Britain puts price on nature
Britain has put a price on the benefits of parks, lakes and wildlife for the first time in a government-commissioned study released Thursday attempting to make the financial case for protecting nature.
It says the health benefits of simply living near to a green space are worth up to £300 ($500, 340 euros) per person per year.
The assessment showed that until now, the focus has been solely on the market value of resources that can be exploited and sold, such as timber and food crops, while caring for the environment was seen as a cost.
This has meant some habitats and resources have been allowed to decline and degrade.
The National Ecosystem Assessment will be used to determine planning policy.
By highlighting the value of services such as views of urban parks and green spaces, it is hoped that developers will allow for more natural areas when planning housing developments.
Environment minister Caroline Spelman said: "The UK National Ecosystem Assessment is a vital step forward in our ability to understand the true value of nature and how to sustain the benefits it gives us."
However, Stephen Tapper, president of the Planning Officers Society, warned that quantifying the value of nature was "a slippery slope".
"Local spaces have an intrinsic value, they are cherished by their local communities and it's very difficult to put any financial value to that," he told BBC radio.
The study puts a precise value on some aspects of nature, while others are harder to define.
Inland wetlands are considered to be worth £1.5 billion for their benefits to water quality while bees and other insects which pollinate fruit and crops have a value of £430 million a year to British agriculture.
The study shows that a third of the services that nature provides to Britain, from fish stocks to the pollination of plants on farmland, are being damaged.
Professor Bob Watson, chief scientist at the environment ministry and co-chairman of the project, said: "Roughly 30 percent of all ecosystem services are still declining or degrading.

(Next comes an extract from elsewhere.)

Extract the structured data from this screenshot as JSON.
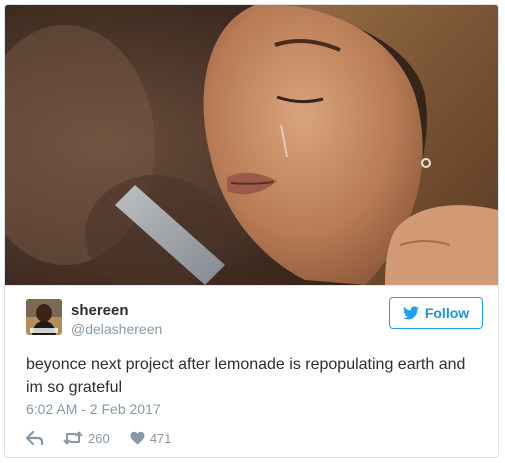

We are going in the right direction but there's still a long way to go."
He said one of the big challenges was to balance the production of food and resources with sustaining the other 'services' nature provides.
Professor Ian Bateman, of the University of East Anglia and one of the study's lead authors, said the point of putting economic values on environmental goods and services was "to ensure their incorporation on equal footing with the market-priced goods which currently dominate decision-making.
"Without such representation we will get a persistence of the situation where we have these services being used as if they were free and had no value."
© 2011 AFP